Originally published in the Grand Rapids Press, October 2, 2010

I am not quite sure whether I am very proud of or sorely disappointed in the potential voters of West Michigan. It seems we will be voting for governor in less than a month and the disinterest is palpable. That is, the air is thick with not caring. Apathy is skyrocketing?… As you can see, I’m having some difficulty putting it into words. But the feeling I get is that it is very cool the governor’s race has not (yet) turned into a mudslinging sideshow of partisan bickering. And yet, it might be nice if voters had some idea of who in fact was running. (Point of information: Rick Snyder is the Republican candidate; Virg Bernero is the Democrat.) But, hey — the truth is, we’ve been pretty dazzled by ArtPrize around here, and if that’s the big distraction, the governor thing can wait.


Good News! The Recession Is Over!…

Originally published in the Grand Rapids Press, September 25, 2010

The highly abridged back story is this: Bob Israels, a longtime West Michigan furniture store owner and entrepreneur, got caught in the credit crunch. Back in 2008, Israels borrowed a boatload of money to renovate the former Roger’s Department Store in Wyoming to be the new home of Klingman’s, a century old name for high quality furniture retail. The investment was stunning — the store, the building, the surrounding grounds were all top class, and a beacon for commercial development. 

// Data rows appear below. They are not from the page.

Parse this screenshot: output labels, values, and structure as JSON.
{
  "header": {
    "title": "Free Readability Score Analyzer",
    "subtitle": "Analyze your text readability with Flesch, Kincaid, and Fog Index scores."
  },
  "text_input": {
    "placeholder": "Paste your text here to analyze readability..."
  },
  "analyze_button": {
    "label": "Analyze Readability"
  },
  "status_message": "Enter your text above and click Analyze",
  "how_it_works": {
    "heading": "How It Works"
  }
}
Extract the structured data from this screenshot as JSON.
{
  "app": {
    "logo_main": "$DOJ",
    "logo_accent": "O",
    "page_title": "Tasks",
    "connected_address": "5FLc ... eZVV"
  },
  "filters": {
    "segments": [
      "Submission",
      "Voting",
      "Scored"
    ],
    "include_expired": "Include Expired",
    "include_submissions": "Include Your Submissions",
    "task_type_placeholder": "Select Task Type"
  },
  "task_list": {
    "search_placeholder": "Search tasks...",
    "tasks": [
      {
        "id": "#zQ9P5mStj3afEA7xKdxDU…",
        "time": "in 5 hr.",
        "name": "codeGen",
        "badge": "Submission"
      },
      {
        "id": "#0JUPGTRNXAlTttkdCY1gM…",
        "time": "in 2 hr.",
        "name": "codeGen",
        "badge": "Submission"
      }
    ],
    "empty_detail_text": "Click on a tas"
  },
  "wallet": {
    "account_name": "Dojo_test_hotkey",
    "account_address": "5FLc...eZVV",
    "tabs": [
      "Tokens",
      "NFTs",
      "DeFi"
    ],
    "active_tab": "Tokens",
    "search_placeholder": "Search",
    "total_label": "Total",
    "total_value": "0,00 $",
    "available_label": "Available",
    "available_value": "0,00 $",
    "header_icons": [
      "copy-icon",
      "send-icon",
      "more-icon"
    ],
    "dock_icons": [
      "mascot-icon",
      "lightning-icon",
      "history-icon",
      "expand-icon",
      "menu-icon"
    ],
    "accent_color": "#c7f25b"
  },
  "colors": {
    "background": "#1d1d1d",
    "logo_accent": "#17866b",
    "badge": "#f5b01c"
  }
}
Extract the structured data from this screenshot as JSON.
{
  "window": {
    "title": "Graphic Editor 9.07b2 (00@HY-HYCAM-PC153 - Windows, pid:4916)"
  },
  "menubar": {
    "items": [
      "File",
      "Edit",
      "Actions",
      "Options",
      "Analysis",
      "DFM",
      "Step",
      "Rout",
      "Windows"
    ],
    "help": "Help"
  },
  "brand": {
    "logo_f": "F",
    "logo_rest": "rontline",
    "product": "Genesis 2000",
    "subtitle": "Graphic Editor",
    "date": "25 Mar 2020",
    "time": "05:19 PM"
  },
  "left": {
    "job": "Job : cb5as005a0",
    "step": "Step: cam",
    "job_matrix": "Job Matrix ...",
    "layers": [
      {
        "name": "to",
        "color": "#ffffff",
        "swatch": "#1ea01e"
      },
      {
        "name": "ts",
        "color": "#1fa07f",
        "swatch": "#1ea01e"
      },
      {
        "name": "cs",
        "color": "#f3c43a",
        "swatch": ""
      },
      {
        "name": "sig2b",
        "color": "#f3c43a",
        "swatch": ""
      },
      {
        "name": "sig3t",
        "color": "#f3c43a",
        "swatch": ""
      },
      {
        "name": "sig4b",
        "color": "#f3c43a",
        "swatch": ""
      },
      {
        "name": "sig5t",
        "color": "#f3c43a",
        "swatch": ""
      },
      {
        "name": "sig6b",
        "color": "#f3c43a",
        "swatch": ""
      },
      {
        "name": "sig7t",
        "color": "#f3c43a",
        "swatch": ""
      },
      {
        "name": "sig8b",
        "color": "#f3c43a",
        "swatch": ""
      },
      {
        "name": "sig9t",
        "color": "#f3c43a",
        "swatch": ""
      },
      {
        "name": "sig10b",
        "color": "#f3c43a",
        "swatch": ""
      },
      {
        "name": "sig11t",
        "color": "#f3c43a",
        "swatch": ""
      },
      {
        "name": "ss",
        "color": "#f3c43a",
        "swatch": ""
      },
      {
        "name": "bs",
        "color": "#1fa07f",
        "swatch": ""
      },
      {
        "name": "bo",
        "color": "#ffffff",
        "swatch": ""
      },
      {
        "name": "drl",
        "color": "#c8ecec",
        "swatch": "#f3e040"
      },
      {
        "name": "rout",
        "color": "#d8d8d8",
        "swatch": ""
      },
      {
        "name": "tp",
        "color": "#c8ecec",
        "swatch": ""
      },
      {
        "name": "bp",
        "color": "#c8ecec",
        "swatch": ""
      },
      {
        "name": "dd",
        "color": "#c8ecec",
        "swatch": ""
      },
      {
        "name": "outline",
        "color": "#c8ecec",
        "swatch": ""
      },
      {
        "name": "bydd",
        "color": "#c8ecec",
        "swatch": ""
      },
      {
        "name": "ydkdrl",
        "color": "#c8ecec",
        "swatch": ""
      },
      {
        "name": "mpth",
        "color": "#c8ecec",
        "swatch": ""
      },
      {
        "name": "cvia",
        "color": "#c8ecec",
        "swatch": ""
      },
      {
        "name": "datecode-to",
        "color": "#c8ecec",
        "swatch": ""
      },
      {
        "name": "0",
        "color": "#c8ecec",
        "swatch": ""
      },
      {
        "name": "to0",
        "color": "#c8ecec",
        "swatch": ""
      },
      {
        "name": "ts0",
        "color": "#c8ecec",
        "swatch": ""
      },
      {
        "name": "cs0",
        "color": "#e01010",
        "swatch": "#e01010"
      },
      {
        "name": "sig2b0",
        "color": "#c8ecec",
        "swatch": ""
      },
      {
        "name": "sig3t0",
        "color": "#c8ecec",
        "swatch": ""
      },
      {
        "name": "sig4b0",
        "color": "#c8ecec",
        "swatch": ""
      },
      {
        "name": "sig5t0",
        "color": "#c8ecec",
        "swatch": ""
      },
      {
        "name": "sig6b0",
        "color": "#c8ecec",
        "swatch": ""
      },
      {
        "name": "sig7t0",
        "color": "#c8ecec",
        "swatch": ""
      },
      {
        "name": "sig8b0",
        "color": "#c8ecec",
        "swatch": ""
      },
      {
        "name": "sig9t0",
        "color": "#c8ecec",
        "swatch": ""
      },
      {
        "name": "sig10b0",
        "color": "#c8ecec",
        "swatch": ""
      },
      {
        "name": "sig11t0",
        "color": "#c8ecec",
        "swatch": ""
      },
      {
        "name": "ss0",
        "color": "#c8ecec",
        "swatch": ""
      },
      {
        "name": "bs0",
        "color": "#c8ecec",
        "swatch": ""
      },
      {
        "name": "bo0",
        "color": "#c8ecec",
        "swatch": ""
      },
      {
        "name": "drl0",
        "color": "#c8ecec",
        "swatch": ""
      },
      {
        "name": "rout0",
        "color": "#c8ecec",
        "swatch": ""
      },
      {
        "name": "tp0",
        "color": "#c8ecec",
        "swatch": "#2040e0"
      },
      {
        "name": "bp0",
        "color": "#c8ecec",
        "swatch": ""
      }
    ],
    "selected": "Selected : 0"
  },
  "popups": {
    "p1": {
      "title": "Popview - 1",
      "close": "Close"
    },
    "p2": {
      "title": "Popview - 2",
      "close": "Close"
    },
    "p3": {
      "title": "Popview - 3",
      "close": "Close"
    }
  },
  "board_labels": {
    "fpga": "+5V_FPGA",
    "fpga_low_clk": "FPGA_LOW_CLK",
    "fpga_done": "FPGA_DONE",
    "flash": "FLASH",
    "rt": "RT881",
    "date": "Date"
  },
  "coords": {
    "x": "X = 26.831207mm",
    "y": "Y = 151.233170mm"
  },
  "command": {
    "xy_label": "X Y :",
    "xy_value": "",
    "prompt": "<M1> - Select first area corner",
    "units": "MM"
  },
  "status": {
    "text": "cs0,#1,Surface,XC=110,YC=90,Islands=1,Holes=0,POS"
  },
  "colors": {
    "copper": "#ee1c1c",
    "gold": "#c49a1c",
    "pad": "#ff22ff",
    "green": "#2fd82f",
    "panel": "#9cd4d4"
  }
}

Unfortunately, the timing could not have been worse. The Great Recession reached even into the ranks of Klingman’s customers — the upper and upper-middle class. Israels attempted to work with the banks for some flexibility with his loans. In years past, banks were glad to work with business people with high integrity and proven records. But the mid-size banks that Israels borrowed from were hurting for cash, too. Maybe they tried to work with him, I don’t know. But they ended up calling in the loans. Now Israels is liquidating Klingman’s.

So to review: Wall Street throws a party, sucks all the money out of the system, takes money from the government and keeps it, reports tidy profits as actual businesses in the hinterlands of America suffocate from lack of capital, and then attempts to bolster consumer confidence by declaring the recession over. That about right?…